Mats of microbes containing photosynthetic bacteria create an oasis of oxygen-rich sediments in otherwise low-oxygen lagoons that is exploited by small animals, suggests a paper published online in Nature Geoscience. These conditions may be comparable to those found 555 million years ago when mobile animals first appeared in the fossil record.
Murray Gingras and colleagues analysed microbial mats found in high-salinity, low-oxygen lagoons off the coast of Venezuela. The mats cover patches of the sea floor in the lagoons. They found that oxygen levels were much higher in the mats than in the mat-free areas, although they declined dramatically at nightfall.
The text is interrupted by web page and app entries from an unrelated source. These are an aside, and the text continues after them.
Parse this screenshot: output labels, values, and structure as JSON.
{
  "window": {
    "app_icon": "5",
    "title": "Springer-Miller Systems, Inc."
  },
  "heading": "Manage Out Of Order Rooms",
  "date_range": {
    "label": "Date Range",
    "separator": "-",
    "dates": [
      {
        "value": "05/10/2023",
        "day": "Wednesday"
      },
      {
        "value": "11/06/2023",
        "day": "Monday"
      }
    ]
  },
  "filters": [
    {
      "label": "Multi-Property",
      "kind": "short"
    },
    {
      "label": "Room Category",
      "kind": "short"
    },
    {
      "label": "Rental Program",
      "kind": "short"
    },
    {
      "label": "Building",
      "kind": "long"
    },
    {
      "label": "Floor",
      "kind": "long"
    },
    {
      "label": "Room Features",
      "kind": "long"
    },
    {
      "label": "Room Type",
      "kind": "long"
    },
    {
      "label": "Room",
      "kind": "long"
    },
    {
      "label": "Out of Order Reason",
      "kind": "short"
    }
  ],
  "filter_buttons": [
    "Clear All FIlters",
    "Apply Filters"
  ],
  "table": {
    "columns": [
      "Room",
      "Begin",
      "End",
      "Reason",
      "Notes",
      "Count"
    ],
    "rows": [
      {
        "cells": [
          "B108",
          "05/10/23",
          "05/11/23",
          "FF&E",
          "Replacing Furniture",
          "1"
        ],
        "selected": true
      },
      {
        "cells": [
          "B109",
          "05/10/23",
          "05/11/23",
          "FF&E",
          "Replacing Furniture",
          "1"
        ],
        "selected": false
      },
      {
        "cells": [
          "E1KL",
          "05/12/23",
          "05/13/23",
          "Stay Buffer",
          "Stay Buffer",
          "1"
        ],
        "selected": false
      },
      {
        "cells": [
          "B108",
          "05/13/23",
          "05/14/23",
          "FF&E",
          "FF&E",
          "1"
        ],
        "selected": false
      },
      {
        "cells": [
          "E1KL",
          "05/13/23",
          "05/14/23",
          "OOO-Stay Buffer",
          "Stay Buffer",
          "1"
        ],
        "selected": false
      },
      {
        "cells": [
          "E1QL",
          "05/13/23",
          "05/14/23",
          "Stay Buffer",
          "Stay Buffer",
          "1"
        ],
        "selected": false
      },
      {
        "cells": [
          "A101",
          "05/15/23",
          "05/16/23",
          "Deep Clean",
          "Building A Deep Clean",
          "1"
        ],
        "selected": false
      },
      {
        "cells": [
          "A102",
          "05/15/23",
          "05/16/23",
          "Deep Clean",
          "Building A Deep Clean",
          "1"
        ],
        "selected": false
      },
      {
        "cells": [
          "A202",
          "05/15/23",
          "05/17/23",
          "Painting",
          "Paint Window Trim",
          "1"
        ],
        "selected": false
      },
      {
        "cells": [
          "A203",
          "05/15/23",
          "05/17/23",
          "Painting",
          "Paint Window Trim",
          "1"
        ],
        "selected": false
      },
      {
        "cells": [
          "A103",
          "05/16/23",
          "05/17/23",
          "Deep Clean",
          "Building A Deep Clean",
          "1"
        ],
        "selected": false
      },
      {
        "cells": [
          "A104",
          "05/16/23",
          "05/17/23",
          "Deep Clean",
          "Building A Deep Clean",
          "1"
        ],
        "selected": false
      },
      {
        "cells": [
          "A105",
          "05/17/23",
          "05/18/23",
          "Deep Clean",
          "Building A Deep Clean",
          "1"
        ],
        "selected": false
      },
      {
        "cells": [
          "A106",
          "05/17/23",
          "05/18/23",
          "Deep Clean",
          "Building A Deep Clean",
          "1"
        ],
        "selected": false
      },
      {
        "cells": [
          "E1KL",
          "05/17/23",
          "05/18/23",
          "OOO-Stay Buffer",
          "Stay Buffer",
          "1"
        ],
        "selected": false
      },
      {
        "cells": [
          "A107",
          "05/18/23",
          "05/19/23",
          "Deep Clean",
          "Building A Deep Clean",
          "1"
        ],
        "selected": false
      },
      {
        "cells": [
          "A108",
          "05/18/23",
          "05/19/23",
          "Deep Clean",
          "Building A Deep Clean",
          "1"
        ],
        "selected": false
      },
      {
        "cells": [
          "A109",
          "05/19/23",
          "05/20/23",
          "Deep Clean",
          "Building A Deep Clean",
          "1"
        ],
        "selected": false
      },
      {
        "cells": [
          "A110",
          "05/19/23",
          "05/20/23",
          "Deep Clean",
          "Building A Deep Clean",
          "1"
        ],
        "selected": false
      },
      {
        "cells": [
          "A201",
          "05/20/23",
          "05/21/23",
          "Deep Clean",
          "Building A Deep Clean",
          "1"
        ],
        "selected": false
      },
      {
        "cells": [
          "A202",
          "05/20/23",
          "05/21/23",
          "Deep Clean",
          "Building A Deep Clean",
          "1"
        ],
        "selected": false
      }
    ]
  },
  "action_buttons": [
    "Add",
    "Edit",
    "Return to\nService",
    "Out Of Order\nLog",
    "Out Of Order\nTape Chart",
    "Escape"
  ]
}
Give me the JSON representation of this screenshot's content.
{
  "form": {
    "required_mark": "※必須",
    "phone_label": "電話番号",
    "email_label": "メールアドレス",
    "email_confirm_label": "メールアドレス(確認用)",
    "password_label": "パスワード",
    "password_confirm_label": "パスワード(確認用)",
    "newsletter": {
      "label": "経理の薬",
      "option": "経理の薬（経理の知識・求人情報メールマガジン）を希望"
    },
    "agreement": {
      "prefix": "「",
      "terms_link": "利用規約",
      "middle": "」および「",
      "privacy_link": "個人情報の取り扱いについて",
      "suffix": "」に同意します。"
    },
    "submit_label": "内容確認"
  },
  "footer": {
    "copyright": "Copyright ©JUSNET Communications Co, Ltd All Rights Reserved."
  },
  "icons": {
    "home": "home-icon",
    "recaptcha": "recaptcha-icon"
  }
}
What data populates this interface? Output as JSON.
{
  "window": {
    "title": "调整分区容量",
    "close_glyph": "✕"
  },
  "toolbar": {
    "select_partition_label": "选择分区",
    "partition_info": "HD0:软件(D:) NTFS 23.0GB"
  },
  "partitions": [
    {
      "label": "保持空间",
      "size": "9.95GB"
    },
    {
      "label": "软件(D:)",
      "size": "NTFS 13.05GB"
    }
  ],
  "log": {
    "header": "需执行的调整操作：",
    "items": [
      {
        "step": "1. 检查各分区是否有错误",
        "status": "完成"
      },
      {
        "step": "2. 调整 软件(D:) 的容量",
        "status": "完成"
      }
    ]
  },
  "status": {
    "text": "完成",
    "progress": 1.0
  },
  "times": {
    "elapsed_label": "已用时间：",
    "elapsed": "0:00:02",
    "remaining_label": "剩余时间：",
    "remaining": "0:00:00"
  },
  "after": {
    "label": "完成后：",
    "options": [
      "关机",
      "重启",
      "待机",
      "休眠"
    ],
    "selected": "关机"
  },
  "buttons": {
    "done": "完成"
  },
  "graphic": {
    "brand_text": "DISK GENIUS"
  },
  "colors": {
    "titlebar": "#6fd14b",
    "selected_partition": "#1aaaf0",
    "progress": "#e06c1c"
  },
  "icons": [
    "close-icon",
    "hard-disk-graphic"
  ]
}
The lagoon was largely devoid of seafloor animals, with the exception of small burrowing shore crabs and insect larvae that lived only in the mats.
The authors suggest that early mobile animals that lived in seafloor sediments may also have exploited the oxygen-rich conditions associated with microbial mats.
Environment: Global river delta population reveals flooding vulnerabilityNature Communications
Ecology: Turtle scavenging critical to freshwater ecosystem healthScientific Reports
Planetary science: Phosphine detected in the clouds of VenusNature Astronomy